The latest news from the world's peak climate body is disturbing, but there is still a course for action to reduce the impact of global warming, Kiama Greens councillor Kathy Rice said.
The United Nations' Intergovernmental Panel on Climate Change's latest report found the effects of climate change are already being felt - and they are widespread, rapid and intensifying.
Released this week, the report found that many of the changes observed by scientists worldwide were unprecedented in thousands of years, and some - such as sea level rises - would take hundreds of years, at least, to reverse.
The IPCC found that "strong and sustained reductions" in carbon dioxide and other greenhouse gases would limit the impact, but if not, limiting warming to even two degrees "will be beyond reach".
We are on a three degrees warming trajectory, and that's not habitableKiama Cr Kathy Rice
"The latest information is quite disturbing but not without some course of action that's still possible," Cr Rice said.
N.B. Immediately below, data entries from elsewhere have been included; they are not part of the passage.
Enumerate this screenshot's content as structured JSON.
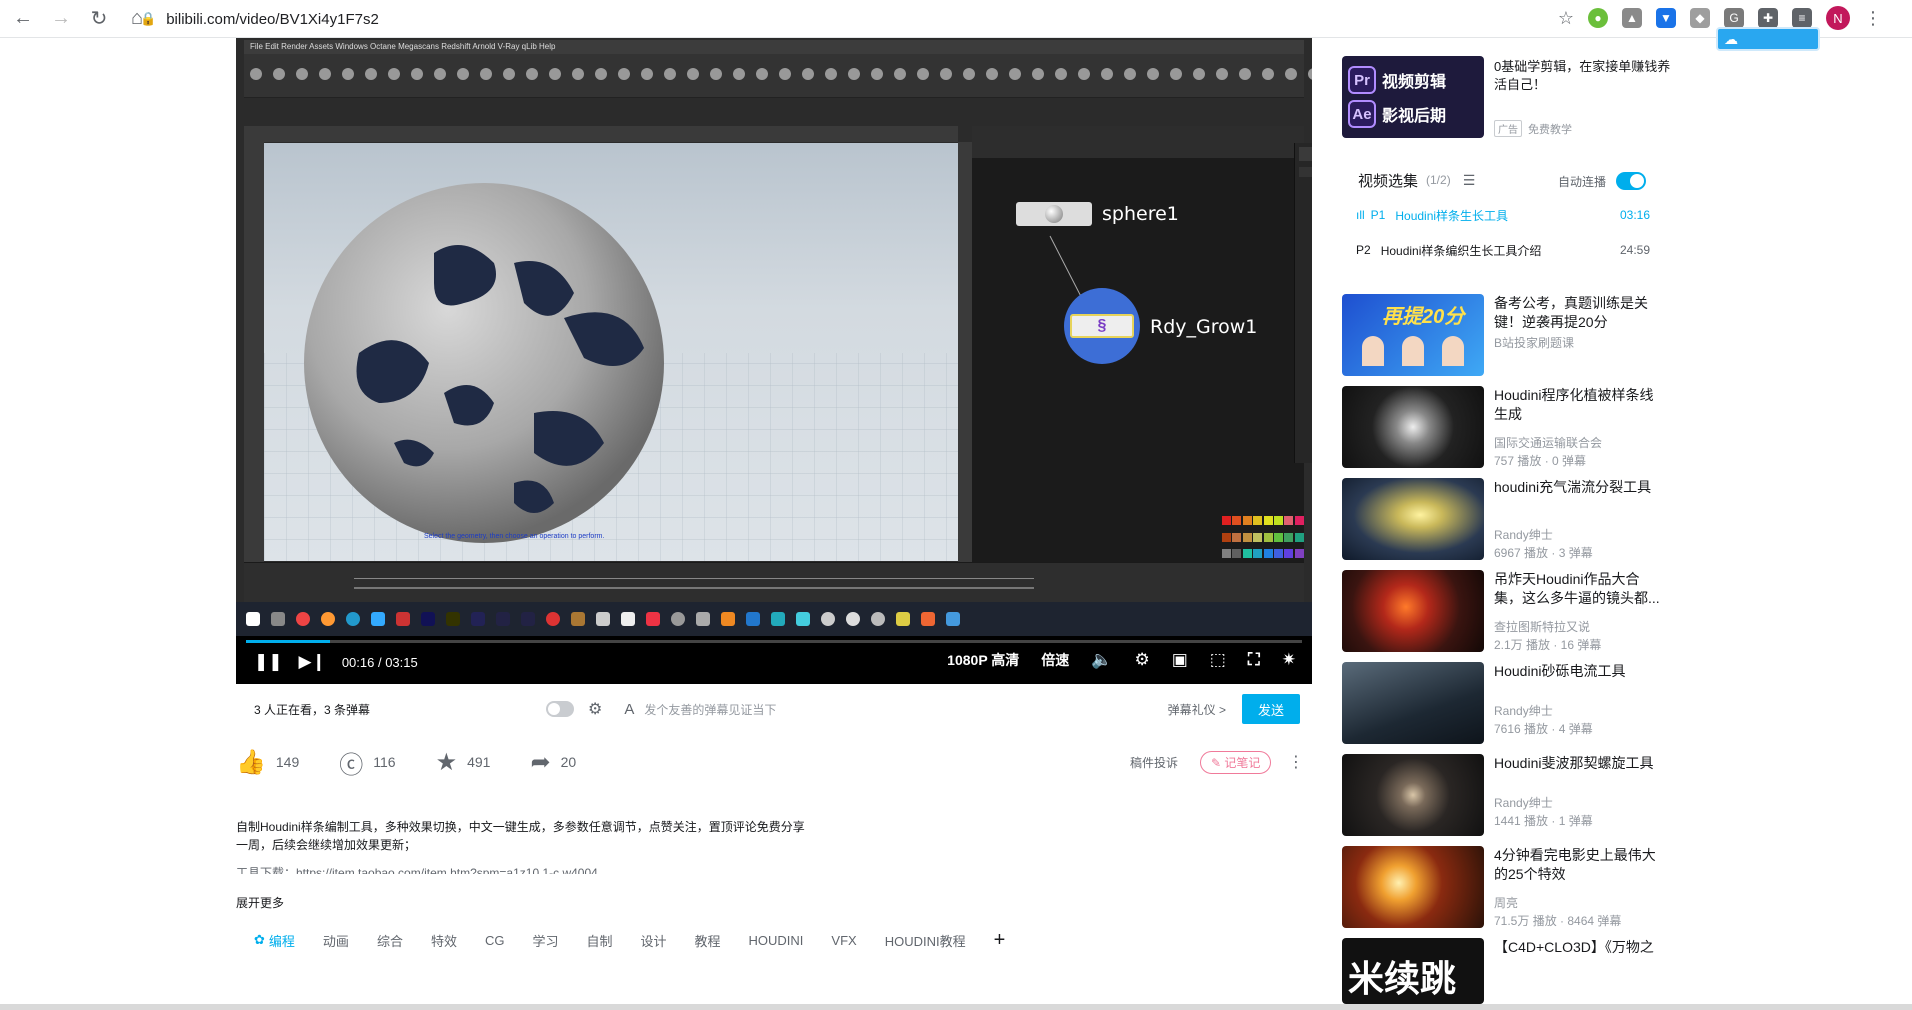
{
  "browser": {
    "url": "bilibili.com/video/BV1Xi4y1F7s2",
    "avatar_letter": "N"
  },
  "player": {
    "time": "00:16 / 03:15",
    "quality": "1080P 高清",
    "speed": "倍速",
    "progress_fraction": 0.08,
    "nodes": {
      "node1": "sphere1",
      "node2": "Rdy_Grow1"
    },
    "viewport_hint": "Select the geometry, then choose an operation to perform."
  },
  "danmaku": {
    "watching": "3 人正在看，3 条弹幕",
    "placeholder": "发个友善的弹幕见证当下",
    "etiquette": "弹幕礼仪 >",
    "send": "发送"
  },
  "actions": {
    "like": "149",
    "coin": "116",
    "favorite": "491",
    "share": "20",
    "report": "稿件投诉",
    "notes": "记笔记"
  },
  "description": {
    "line1": "自制Houdini样条编制工具，多种效果切换，中文一键生成，多参数任意调节，点赞关注，置顶评论免费分享",
    "line2": "一周，后续会继续增加效果更新；",
    "line3": "工具下载：https://item.taobao.com/item.htm?spm=a1z10.1-c.w4004",
    "more": "展开更多"
  },
  "tags": [
    "编程",
    "动画",
    "综合",
    "特效",
    "CG",
    "学习",
    "自制",
    "设计",
    "教程",
    "HOUDINI",
    "VFX",
    "HOUDINI教程"
  ],
  "ad": {
    "badge1": "Pr",
    "badge1_text": "视频剪辑",
    "badge2": "Ae",
    "badge2_text": "影视后期",
    "title": "0基础学剪辑，在家接单赚钱养活自己！",
    "label": "广告",
    "source": "免费教学"
  },
  "playlist": {
    "title": "视频选集",
    "count": "(1/2)",
    "autoplay": "自动连播",
    "items": [
      {
        "idx": "P1",
        "title": "Houdini样条生长工具",
        "duration": "03:16"
      },
      {
        "idx": "P2",
        "title": "Houdini样条编织生长工具介绍",
        "duration": "24:59"
      }
    ]
  },
  "recommendations": [
    {
      "title": "备考公考，真题训练是关键！逆袭再提20分",
      "up": "B站投家刷题课",
      "stats": "",
      "thumb_text": "再提20分"
    },
    {
      "title": "Houdini程序化植被样条线生成",
      "up": "国际交通运输联合会",
      "stats": "757 播放 · 0 弹幕"
    },
    {
      "title": "houdini充气湍流分裂工具",
      "up": "Randy绅士",
      "stats": "6967 播放 · 3 弹幕"
    },
    {
      "title": "吊炸天Houdini作品大合集，这么多牛逼的镜头都...",
      "up": "查拉图斯特拉又说",
      "stats": "2.1万 播放 · 16 弹幕"
    },
    {
      "title": "Houdini砂砾电流工具",
      "up": "Randy绅士",
      "stats": "7616 播放 · 4 弹幕"
    },
    {
      "title": "Houdini斐波那契螺旋工具",
      "up": "Randy绅士",
      "stats": "1441 播放 · 1 弹幕"
    },
    {
      "title": "4分钟看完电影史上最伟大的25个特效",
      "up": "周亮",
      "stats": "71.5万 播放 · 8464 弹幕"
    },
    {
      "title": "【C4D+CLO3D】《万物之",
      "up": "",
      "stats": "",
      "thumb_text": "米续跳"
    }
  ]
}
"We really all need to consider how we can act to address climate change.
"It's reassuring that council has recently adopted a net-zero emissions policy by 2030. That's just from council operations alone, but following that council will engage in a conversation with the community to see how they can contribute to reducing emissions across the whole municipality.
"[Our role] is just to keep the conversation going in Kiama, to alert people that we are on a three degrees warming trajectory, and that's not habitable, and not what we want for our children and future generations."
Illawarra environmental group Protect Our Water Alliance said the news must mean the end of the coal industry in Australia.
"The future described in the latest IPCC report is a more extreme, unstable and unfair future for our communities," spokeswoman Dr Rada Germanos said.
"Our water catchment and water security will become more precious and important in a climate-changed future, yet our governments continue to allow highly destructive mining within it."
"This IPCC report lays bare the double-speak of mining companies that pretend to care for country and communities, whilst profiteering from climate catastrophe. We demand a permanent ban on mining in our water catchments, deep and sincere cuts to greenhouse gas emissions in our heavy industries, and robust transition plans for our communities."
Leading coal lobbyist the NSW Minerals Council said there was "a role to play" for miners.
"We acknowledge that sustained global action is required to reduce the risks of human-induced climate change," a spokesman said in a statement.
"The NSW Minerals Council supports a measured transition to a low emissions global economy.
"Access to reliable and affordable energy is central to the long-term sustainable success of our economy.
"All sectors of the economy have a role to play in meeting the challenge of Australia's emissions reductions targets, including the resources sector."